Cause that’s really where my heart lives anyway.
I’m still a teacher, because I am homeschooling my own kids, who understand that system all too well due to their involvement with me. And by living in a world full of people who go there. And by accompanying me on various jobs over the last 20 years or so. And by overhearing my conversations with the refugees (as HECOA says) of that system for so long.
I’m still a teacher, and will always be. I’m just not doing it with my state’s permission any more. I’m teaching from my heart, from my experience, and from the trust I am grateful to have earned from those who I have worked with before.
I’m still a teacher. In a way, I’m a better teacher even. Truer. More sincere. Authentic. Because now I am powerless to judge. I can no longer assess, grade, promote or dismiss any other kids but my own. I was always uncomfortable wielding that sword of power anyway. (I never felt anyone should have that kind of authority over the learning of another, least of all young developing minds.) By removing that power, I am now free to work alongside students and their families, offering only what comes directly from my experience and from my heart — not what I might be forced to write in a grade book.
I’m still a teacher. A damned good one. And though I probably still don’t know all of the things that do work, at least now I can tell you what doesn’t:
To those with whom I have worked, I hope you understand. And I do apologize if this may offend or unpleasantly impact any one in any way. But, friends, that system is officially broken, and it’s time you knew. I just don’t want to be connected to it any more. And I certainly don’t want to waste another minute of my time contributing to it, perpetuating it, or in any way funding it by taking courses, submitting applications, or even by asking one more person to add my name to a database, a class roster or an I.D. card.
So, that’s it. I’m out.
But, before I go, let me share with you what I know for sure:
It has to do with good parents and a good home education program. Period.
If I can help you with home education, let’s talk. I’ve got lots to share with you. And, it’s really, really good stuff. Promise.
But if you’re looking for someone to cover Friday’s class, fill in on so-and-so’s maternity leave, sit with your kids during assembly, or cover after-school activities in somebody else’s absence, I’m no longer available.
Thanks for the memories.

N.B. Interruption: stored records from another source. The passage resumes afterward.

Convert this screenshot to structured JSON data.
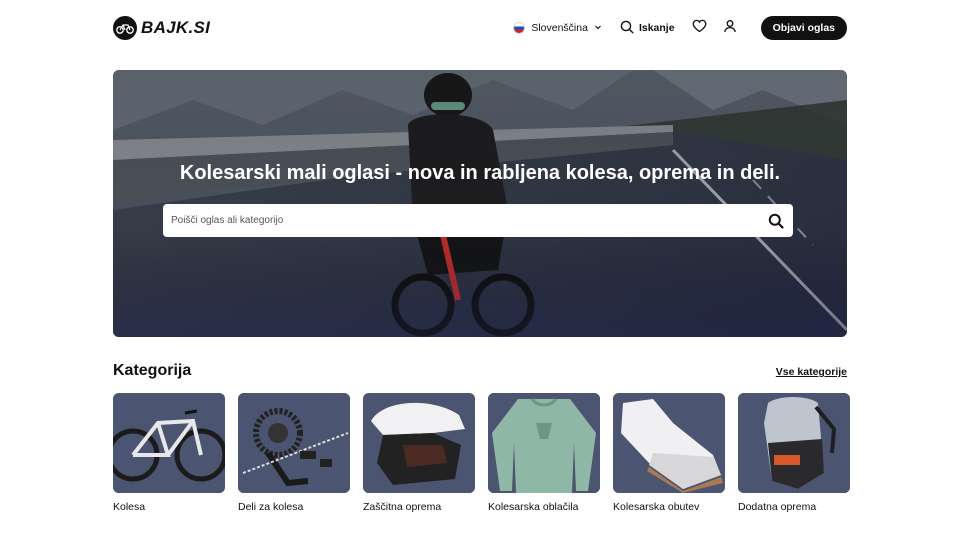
{
  "header": {
    "logo_text": "BAJK.SI",
    "language": "Slovenščina",
    "search_label": "Iskanje",
    "publish_label": "Objavi oglas"
  },
  "hero": {
    "title": "Kolesarski mali oglasi - nova in rabljena kolesa, oprema in deli.",
    "search_placeholder": "Poišči oglas ali kategorijo"
  },
  "categories": {
    "title": "Kategorija",
    "all_link": "Vse kategorije",
    "items": [
      {
        "label": "Kolesa"
      },
      {
        "label": "Deli za kolesa"
      },
      {
        "label": "Zaščitna oprema"
      },
      {
        "label": "Kolesarska oblačila"
      },
      {
        "label": "Kolesarska obutev"
      },
      {
        "label": "Dodatna oprema"
      }
    ]
  }
}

Dr. Marie-Claire Moreau is a college professor who traded in her tenure to become a homeschool mom 20+ years ago. The founder of homeschool groups and organizations, she works to advance home education, and is an outspoken supporter of education reform coast to coast. Her book, Suddenly Homeschooling: A Quick Start Guide to Legally Homeschool in Two Weeks, is industry-acclaimed as it illustrates how homeschooling can rescue children and families from the system, and how anyone can begin homeschooling within a limited time-frame and with no teaching background whatsoever. A liaison for regional school-to-home organizations and a homeschool leader in Florida, Marie-Claire also mentors homeschool families nationwide. A conference speaker, she has appeared at FPEA, H.E.R.I., Home Education Council of America, Luminous Mind, Vintage Homeschool Moms, iHomeschool, and many other events. Her articles have appeared in and on CONNECT, Homefires, Molly Green, Holistic Parenting, Homemaking Cottage, Kiwi, Circle of Moms, and hundreds of other blogs nationwide. Marie-Claire can be reached at firstname.lastname@example.org.